**EXERCISE INPUT**
----
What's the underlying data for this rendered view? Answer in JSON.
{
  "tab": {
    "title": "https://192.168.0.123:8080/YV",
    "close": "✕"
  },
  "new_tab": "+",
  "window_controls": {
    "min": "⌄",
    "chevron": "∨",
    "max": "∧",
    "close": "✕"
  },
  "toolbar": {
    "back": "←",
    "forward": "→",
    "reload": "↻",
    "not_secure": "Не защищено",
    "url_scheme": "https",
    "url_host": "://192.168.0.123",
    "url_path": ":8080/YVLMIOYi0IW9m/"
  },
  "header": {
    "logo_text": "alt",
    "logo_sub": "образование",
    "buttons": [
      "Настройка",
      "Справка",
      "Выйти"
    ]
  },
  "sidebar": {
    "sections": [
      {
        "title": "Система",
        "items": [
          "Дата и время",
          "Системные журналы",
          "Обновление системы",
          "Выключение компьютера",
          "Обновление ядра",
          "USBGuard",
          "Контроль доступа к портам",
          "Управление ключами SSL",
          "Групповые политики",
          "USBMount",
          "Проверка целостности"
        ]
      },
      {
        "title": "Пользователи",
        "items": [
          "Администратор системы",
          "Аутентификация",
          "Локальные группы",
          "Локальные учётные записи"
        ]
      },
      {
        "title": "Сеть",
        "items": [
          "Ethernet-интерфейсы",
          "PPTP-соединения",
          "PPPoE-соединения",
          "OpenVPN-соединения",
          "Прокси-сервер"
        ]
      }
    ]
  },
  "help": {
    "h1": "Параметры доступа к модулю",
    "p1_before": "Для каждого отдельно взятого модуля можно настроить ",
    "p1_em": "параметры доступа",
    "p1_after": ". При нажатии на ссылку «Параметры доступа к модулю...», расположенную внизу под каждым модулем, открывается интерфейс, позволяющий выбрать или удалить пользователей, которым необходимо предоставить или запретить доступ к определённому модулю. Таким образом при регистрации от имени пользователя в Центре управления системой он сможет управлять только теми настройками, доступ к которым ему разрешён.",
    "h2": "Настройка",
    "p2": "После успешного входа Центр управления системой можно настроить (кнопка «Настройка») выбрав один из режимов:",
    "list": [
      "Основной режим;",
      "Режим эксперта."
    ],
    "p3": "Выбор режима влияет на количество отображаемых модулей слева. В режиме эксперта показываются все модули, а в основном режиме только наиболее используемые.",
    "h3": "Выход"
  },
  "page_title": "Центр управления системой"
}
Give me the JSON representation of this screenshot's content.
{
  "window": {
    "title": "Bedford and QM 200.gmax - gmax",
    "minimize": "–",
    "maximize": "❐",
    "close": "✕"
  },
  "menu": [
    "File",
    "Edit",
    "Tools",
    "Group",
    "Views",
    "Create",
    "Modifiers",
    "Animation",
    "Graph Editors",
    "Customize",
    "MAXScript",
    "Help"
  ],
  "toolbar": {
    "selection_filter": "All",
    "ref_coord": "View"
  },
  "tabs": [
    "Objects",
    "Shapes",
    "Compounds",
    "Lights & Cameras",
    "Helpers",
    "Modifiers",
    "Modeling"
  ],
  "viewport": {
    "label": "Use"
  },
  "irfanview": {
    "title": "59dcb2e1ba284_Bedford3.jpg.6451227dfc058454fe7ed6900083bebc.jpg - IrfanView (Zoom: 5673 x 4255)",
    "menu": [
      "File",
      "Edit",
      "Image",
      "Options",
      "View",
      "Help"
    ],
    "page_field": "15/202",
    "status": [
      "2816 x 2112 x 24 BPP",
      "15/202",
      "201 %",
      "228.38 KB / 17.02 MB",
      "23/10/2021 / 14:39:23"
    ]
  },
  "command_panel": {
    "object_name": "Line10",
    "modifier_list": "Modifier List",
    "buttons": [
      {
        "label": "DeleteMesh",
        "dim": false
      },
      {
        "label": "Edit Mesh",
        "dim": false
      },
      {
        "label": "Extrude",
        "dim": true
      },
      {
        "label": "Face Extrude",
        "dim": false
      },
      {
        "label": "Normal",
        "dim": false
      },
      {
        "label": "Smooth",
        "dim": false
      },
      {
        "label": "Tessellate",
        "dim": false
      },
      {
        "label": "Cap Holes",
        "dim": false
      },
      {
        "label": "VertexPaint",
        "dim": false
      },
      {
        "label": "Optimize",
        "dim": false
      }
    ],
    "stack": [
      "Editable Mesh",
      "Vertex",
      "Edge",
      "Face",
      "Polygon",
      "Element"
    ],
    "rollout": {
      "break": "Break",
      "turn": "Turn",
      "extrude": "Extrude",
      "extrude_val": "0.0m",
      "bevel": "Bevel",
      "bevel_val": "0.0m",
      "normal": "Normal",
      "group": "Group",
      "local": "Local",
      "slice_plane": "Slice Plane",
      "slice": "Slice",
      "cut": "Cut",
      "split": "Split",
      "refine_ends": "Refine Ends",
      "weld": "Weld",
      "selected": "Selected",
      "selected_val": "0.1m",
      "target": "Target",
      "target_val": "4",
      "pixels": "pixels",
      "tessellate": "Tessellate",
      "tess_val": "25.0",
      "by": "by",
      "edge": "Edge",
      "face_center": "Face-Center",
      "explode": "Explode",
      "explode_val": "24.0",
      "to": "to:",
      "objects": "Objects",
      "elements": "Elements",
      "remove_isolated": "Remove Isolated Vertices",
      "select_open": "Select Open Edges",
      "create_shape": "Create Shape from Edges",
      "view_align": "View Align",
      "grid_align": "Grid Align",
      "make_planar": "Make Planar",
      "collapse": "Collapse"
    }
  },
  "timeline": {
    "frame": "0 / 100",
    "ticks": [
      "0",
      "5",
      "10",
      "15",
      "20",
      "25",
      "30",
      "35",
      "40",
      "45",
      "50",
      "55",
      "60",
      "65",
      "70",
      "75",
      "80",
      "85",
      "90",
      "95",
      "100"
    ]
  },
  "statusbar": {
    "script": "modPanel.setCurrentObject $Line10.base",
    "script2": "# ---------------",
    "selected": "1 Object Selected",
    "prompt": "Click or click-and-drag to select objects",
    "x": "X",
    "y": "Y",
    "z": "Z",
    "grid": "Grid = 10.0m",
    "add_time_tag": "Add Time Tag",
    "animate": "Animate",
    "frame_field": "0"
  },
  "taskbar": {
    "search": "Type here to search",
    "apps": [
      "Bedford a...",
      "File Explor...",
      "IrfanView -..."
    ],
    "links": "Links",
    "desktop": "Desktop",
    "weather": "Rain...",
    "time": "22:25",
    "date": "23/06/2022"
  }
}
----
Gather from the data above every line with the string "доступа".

**SOLUTION FOR THIS TASK**
          "Контроль доступа к портам",
    "h1": "Параметры доступа к модулю",
    "p1_em": "параметры доступа",
    "p1_after": ". При нажатии на ссылку «Параметры доступа к модулю...», расположенную внизу под каждым модулем, открывается интерфейс, позволяющий выбрать или удалить пользователей, которым необходимо предоставить или запретить доступ к определённому модулю. Таким образом при регистрации от имени пользователя в Центре управления системой он сможет управлять только теми настройками, доступ к которым ему разрешён.",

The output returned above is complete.